To this end, we employed Virome Capture Sequencing for Vertebrate Viruses (VirCapSeq-VERT),-a RNA-hybrid capture, deep sequencing and bioinformatics pipeline designed for viral discovery. In accordance with the Treaty of Helsinki, we obtained freshly frozen lymph node tissue from patients with iMCD (n=11) and UCD (n=12) as experimental conditions. HHV-8-positive MCD (n=2) was included as a positive control for HHV-8 infection. Lymph nodes from patients with lymphoma without clinical suspicion of HHV-8 infection (n=6) and an additional reactive lymph node were included as a negative control. HHV-8 was only detected in HHV-8-positive MCD and not in iMCD or UCD, consistent with prior clinical testing. Additionally, we did not identify any previously unknown viruses in iMCD or UCD lymph node tissue. Members of the herpesviridae family, including EBV, HHV-6 and HHV-7, were found in all conditions. Interestingly, in iMCD, the identification of herpesviridae family members was associated with relapsing disease and the more clinically severe iMCD-TAFRO variant. Additional numerous associations of unclear significance were made with viruses such as Human Endogenous Retrovirus Type K (HERV-K), transfusion transmitted virus/Torque teno virus (TTV), and Pegivirus.
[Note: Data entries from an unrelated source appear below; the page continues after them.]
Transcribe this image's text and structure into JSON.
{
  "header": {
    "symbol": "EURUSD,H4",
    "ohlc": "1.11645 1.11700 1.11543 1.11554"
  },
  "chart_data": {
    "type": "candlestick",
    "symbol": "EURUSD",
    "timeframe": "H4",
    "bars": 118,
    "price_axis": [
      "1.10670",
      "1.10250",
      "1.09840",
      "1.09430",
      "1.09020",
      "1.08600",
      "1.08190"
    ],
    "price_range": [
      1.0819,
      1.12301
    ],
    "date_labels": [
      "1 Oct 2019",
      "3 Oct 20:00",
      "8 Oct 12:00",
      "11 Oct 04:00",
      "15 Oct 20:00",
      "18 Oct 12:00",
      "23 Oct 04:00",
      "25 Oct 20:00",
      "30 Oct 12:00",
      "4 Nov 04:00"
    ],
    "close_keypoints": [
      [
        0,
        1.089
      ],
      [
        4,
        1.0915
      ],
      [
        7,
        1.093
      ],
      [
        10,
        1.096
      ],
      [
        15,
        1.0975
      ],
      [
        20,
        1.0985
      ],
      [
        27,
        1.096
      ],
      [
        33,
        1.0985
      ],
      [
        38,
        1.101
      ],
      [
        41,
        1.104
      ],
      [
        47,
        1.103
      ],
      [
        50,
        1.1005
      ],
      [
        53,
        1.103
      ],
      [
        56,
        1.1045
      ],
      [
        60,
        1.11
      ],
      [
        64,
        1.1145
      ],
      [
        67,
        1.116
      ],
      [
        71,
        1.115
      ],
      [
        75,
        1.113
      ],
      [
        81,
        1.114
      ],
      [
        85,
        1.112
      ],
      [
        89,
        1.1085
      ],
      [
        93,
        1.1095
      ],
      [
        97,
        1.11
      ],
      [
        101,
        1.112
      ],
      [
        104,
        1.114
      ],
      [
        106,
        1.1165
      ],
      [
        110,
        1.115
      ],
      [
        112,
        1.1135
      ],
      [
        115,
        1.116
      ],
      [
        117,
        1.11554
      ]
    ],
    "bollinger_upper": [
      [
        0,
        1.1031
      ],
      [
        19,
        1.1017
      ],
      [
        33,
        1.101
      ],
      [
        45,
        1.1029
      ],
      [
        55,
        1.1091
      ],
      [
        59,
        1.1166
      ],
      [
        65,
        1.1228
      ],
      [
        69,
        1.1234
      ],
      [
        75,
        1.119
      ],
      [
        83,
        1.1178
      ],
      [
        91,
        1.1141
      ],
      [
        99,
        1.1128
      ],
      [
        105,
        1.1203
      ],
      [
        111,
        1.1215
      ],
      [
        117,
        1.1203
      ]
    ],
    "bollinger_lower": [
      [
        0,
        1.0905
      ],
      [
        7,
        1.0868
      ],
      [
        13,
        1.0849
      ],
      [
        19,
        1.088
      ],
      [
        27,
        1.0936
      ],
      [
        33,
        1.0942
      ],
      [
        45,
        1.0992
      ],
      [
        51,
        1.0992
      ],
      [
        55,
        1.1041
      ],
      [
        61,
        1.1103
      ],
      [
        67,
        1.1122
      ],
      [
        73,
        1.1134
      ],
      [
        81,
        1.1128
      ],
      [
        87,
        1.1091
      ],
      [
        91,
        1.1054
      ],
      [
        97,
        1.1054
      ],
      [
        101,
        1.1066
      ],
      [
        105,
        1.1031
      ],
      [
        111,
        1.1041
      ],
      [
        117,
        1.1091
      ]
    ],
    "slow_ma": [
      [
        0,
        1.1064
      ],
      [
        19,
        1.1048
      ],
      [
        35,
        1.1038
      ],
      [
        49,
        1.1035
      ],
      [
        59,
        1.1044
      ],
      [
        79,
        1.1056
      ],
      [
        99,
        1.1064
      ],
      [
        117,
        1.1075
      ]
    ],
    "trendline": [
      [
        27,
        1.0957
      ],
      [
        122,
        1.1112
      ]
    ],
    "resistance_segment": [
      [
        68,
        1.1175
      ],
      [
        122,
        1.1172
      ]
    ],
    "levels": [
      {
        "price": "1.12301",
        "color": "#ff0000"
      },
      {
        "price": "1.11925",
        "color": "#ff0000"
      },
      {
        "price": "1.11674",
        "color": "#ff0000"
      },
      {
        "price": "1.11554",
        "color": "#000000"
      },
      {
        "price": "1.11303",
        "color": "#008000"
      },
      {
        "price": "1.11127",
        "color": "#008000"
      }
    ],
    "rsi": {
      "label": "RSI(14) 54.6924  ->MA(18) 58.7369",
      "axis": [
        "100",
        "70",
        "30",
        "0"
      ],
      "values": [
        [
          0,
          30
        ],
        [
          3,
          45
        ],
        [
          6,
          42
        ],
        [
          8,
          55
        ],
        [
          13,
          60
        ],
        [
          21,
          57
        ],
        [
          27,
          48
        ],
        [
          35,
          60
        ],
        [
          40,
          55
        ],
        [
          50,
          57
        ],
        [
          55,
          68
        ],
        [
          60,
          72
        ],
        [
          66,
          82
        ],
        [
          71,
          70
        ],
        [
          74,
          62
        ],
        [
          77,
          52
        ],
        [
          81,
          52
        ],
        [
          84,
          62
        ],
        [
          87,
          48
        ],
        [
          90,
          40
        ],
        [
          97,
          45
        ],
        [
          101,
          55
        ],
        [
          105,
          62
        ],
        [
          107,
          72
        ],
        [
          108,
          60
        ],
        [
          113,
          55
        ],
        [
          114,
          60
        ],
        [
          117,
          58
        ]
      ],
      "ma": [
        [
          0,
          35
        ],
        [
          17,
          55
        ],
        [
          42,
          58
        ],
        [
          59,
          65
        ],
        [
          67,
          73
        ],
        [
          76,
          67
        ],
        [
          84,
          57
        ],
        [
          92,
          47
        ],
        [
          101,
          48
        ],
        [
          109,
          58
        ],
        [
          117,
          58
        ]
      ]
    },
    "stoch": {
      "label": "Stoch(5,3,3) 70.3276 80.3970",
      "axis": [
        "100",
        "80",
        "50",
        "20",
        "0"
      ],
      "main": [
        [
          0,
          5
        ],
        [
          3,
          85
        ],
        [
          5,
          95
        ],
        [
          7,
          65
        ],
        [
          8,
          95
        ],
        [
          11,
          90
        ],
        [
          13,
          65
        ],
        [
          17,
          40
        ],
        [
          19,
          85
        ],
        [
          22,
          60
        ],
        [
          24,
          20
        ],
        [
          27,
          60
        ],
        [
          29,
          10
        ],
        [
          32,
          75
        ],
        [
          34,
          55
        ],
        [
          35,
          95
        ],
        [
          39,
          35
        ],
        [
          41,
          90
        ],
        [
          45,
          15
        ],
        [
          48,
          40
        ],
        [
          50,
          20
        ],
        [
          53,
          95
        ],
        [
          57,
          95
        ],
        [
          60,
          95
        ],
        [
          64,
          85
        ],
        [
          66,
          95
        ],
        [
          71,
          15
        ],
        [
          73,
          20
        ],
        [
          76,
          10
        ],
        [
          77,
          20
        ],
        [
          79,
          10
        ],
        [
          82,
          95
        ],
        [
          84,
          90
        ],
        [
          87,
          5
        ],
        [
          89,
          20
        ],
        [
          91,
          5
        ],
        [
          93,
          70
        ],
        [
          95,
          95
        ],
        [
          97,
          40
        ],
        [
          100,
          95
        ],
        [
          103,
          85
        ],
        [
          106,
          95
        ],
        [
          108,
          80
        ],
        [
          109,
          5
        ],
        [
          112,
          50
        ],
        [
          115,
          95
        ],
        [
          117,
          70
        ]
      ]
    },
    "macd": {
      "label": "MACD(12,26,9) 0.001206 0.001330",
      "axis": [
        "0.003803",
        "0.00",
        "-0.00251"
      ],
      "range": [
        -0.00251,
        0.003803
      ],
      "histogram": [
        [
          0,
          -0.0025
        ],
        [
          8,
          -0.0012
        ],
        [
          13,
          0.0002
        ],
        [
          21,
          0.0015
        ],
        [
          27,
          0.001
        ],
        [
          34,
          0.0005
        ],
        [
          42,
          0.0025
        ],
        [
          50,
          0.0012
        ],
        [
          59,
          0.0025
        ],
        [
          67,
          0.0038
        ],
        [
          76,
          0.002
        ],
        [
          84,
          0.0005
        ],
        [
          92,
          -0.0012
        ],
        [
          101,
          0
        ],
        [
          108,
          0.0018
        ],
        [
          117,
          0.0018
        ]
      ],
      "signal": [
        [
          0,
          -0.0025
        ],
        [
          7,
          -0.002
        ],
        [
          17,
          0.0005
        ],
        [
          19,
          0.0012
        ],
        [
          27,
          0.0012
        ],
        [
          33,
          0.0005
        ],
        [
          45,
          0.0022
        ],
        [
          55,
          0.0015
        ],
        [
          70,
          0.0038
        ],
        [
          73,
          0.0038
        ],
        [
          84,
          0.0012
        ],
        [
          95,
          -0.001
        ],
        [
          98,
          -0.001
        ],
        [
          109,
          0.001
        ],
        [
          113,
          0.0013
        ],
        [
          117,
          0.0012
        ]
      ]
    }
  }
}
To investigate the significance of the EBV infection, we analyzed the number of EBV positive cells by in situ hybridization on lymph node tissue from a separate cohort of patients with CD and related disorders. The mean number of Epstein-Barr virus-encoded small RNAs (EBER) positive cells/high-powered fields (HPF) across 10 HPF was significantly lower in UCD (2 ± 2.3; n=9) and iMCD (1.7 ± 2.8; n=12) than in HHV-8 positive MCD (106.5 ± 75.6; n=2) and EBV-associated lymphoproliferation (63.5 ± 54.4; n=2) (p < 0.005 for all comparisons). The only iMCD-TAFRO case in this cohort had 4 EBER-positive cells/HPF. Further study is needed with larger cohorts of patients to validate the prognostic and potentially pathogenic significance of these associations, and in particular, the association of EBV and other herpesviridae family members with iMCD-TAFRO.

Disclosures Fajgenbaum: Janssen Pharmaceuticals: Research Funding.

  • * Asterisk with author names denotes non-ASH members.